Information given START

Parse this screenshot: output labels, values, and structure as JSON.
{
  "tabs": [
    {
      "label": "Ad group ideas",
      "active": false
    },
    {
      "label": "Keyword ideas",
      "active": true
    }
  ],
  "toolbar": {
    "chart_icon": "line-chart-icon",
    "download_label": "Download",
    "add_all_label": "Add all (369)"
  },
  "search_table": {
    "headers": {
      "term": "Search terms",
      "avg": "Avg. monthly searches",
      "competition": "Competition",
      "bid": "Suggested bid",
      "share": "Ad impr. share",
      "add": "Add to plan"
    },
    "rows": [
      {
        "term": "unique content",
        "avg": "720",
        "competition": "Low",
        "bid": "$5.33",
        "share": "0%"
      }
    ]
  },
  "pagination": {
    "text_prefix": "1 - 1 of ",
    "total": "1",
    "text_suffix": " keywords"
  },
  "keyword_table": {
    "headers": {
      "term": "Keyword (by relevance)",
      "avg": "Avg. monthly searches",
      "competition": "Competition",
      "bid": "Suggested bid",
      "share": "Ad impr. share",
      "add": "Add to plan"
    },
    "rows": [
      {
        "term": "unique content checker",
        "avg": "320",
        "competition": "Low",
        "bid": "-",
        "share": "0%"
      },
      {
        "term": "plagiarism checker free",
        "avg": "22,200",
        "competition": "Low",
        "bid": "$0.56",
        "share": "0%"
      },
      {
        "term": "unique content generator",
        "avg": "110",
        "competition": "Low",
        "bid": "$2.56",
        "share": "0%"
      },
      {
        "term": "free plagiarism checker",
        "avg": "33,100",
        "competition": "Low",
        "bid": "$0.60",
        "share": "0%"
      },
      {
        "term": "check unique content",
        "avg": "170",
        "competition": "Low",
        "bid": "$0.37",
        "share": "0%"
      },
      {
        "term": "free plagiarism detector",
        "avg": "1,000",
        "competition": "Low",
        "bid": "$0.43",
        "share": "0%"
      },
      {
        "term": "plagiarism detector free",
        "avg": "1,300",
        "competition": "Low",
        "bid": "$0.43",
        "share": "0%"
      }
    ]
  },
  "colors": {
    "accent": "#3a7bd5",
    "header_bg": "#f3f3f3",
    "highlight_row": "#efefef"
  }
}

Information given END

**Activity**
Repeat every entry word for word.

**Answer for this exercise**
Parse this screenshot: output labels, values, and structure as JSON.
{
  "tabs": [
    {
      "label": "Ad group ideas",
      "active": false
    },
    {
      "label": "Keyword ideas",
      "active": true
    }
  ],
  "toolbar": {
    "chart_icon": "line-chart-icon",
    "download_label": "Download",
    "add_all_label": "Add all (369)"
  },
  "search_table": {
    "headers": {
      "term": "Search terms",
      "avg": "Avg. monthly searches",
      "competition": "Competition",
      "bid": "Suggested bid",
      "share": "Ad impr. share",
      "add": "Add to plan"
    },
    "rows": [
      {
        "term": "unique content",
        "avg": "720",
        "competition": "Low",
        "bid": "$5.33",
        "share": "0%"
      }
    ]
  },
  "pagination": {
    "text_prefix": "1 - 1 of ",
    "total": "1",
    "text_suffix": " keywords"
  },
  "keyword_table": {
    "headers": {
      "term": "Keyword (by relevance)",
      "avg": "Avg. monthly searches",
      "competition": "Competition",
      "bid": "Suggested bid",
      "share": "Ad impr. share",
      "add": "Add to plan"
    },
    "rows": [
      {
        "term": "unique content checker",
        "avg": "320",
        "competition": "Low",
        "bid": "-",
        "share": "0%"
      },
      {
        "term": "plagiarism checker free",
        "avg": "22,200",
        "competition": "Low",
        "bid": "$0.56",
        "share": "0%"
      },
      {
        "term": "unique content generator",
        "avg": "110",
        "competition": "Low",
        "bid": "$2.56",
        "share": "0%"
      },
      {
        "term": "free plagiarism checker",
        "avg": "33,100",
        "competition": "Low",
        "bid": "$0.60",
        "share": "0%"
      },
      {
        "term": "check unique content",
        "avg": "170",
        "competition": "Low",
        "bid": "$0.37",
        "share": "0%"
      },
      {
        "term": "free plagiarism detector",
        "avg": "1,000",
        "competition": "Low",
        "bid": "$0.43",
        "share": "0%"
      },
      {
        "term": "plagiarism detector free",
        "avg": "1,300",
        "competition": "Low",
        "bid": "$0.43",
        "share": "0%"
      }
    ]
  },
  "colors": {
    "accent": "#3a7bd5",
    "header_bg": "#f3f3f3",
    "highlight_row": "#efefef"
  }
}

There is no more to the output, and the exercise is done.